Peace activists who were on the Rachel Corrie have said they do not hold out much hope of ever getting the ship back after Israel continues to detain the vessel indefinitely.

Campaigners believe that the boats are being held by Israel in order to deter further activists from attempting to block the state’s naval blockade of the coastal territory.

Israel last week relaxed the blockade of the Gaza Strip, allowing food and a wider range of building materials to enter into the Hamas-controlled territory. Envoy to the Middle East, Tony Blair said last week that the easing in the restrictions renders the role of aid bringers, such as those aboard the Rachel Corrie, obsolete.

Two other vessels that were detained and held by Israeli authorities remain in Israel with an indefinite fate. The Arion has been sitting in the Israeli port of Ashdod for a year and its fate remains unclear while the Challenger 1, which was detained just days before the Rachel Corrie, remains in Israel.

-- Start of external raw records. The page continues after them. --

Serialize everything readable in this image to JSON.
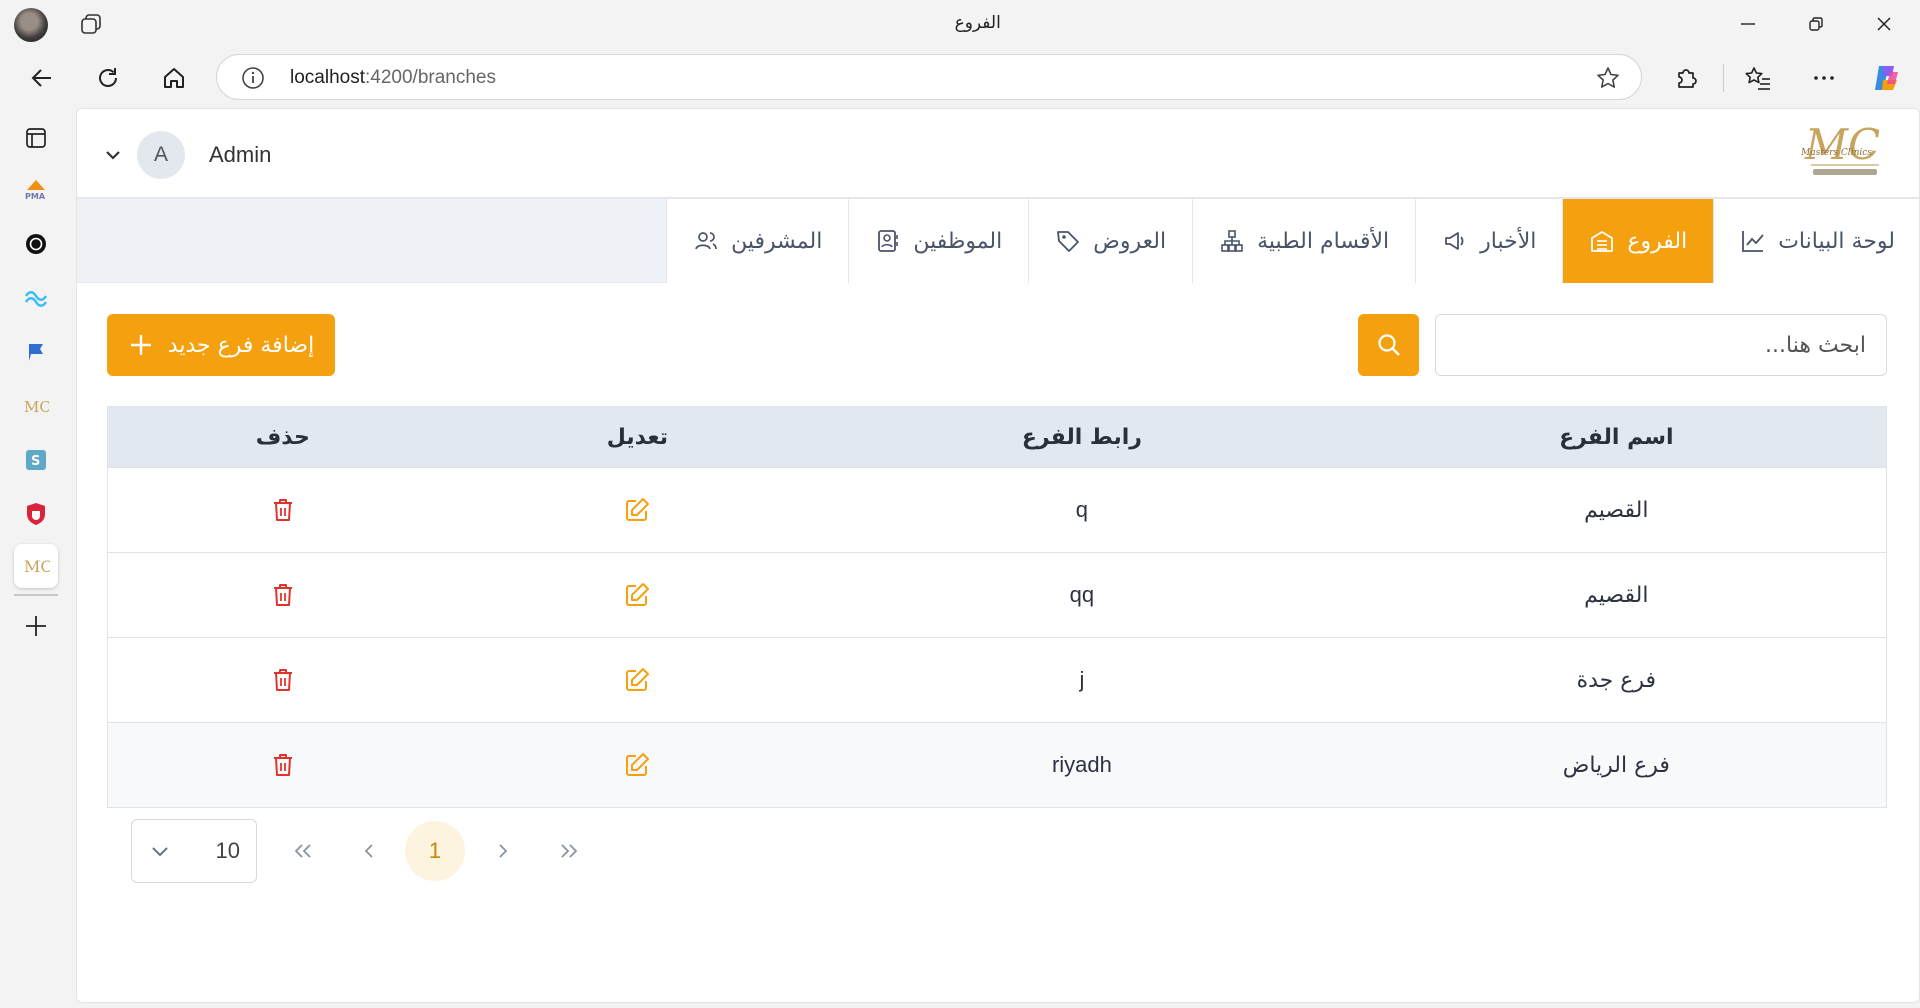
{
  "browser": {
    "tab_title": "الفروع",
    "url_host": "localhost",
    "url_rest": ":4200/branches"
  },
  "header": {
    "user_initial": "A",
    "user_name": "Admin"
  },
  "tabs": [
    {
      "label": "لوحة البيانات",
      "icon": "chart-icon",
      "active": false
    },
    {
      "label": "الفروع",
      "icon": "building-icon",
      "active": true
    },
    {
      "label": "الأخبار",
      "icon": "megaphone-icon",
      "active": false
    },
    {
      "label": "الأقسام الطبية",
      "icon": "hierarchy-icon",
      "active": false
    },
    {
      "label": "العروض",
      "icon": "tag-icon",
      "active": false
    },
    {
      "label": "الموظفين",
      "icon": "id-card-icon",
      "active": false
    },
    {
      "label": "المشرفين",
      "icon": "users-icon",
      "active": false
    }
  ],
  "toolbar": {
    "add_label": "إضافة فرع جديد",
    "search_placeholder": "ابحث هنا..."
  },
  "table": {
    "columns": [
      "اسم الفرع",
      "رابط الفرع",
      "تعديل",
      "حذف"
    ],
    "rows": [
      {
        "name": "القصيم",
        "link": "q"
      },
      {
        "name": "القصيم",
        "link": "qq"
      },
      {
        "name": "فرع جدة",
        "link": "j"
      },
      {
        "name": "فرع الرياض",
        "link": "riyadh"
      }
    ]
  },
  "pagination": {
    "rows_per_page": "10",
    "current_page": "1"
  },
  "colors": {
    "accent": "#f5a00e",
    "delete": "#e0332d",
    "header_bg": "#e2e8ef"
  }
}
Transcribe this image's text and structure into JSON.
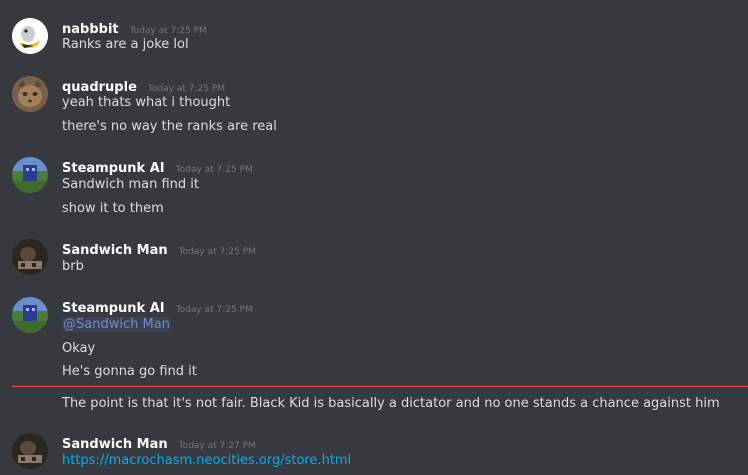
{
  "messages": [
    {
      "username": "nabbbit",
      "timestamp": "Today at 7:25 PM",
      "lines": [
        "Ranks are a joke lol"
      ]
    },
    {
      "username": "quadruple",
      "timestamp": "Today at 7:25 PM",
      "lines": [
        "yeah thats what i thought",
        "there's no way the ranks are real"
      ]
    },
    {
      "username": "Steampunk AI",
      "timestamp": "Today at 7:25 PM",
      "lines": [
        "Sandwich man find it",
        "show it to them"
      ]
    },
    {
      "username": "Sandwich Man",
      "timestamp": "Today at 7:25 PM",
      "lines": [
        "brb"
      ]
    },
    {
      "username": "Steampunk AI",
      "timestamp": "Today at 7:25 PM",
      "mention": "@Sandwich Man",
      "lines": [
        "Okay",
        "He's gonna go find it",
        "The point is that it's not fair. Black Kid is basically a dictator and no one stands a chance against him"
      ]
    },
    {
      "username": "Sandwich Man",
      "timestamp": "Today at 7:27 PM",
      "link": "https://macrochasm.neocities.org/store.html"
    }
  ],
  "colors": {
    "background": "#36393f",
    "username": "#ffffff",
    "timestamp": "#72767d",
    "text": "#dcddde",
    "mention": "#7289da",
    "link": "#00b0f4",
    "new_divider": "#f04747"
  }
}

"We are in the process [of trying to get the ships back] but that is done through the international stage," said Derek Graham, the first mate of the Rachel Corrie.

Graham remains undeterred, though, in his efforts to break the naval blockade of Gaza:

"The next flotillas are planned for September but the operations are so big you can't hold them to a date," he said.

Ireland-Israeli diplomatic relations are thought to be nearing an all-time low after the Irish government expelled an official for the Israeli Embassy over the passport-faking scandal.

Rachel Corrie, part of the first flotilla, being boarded by Israeli Defense Forces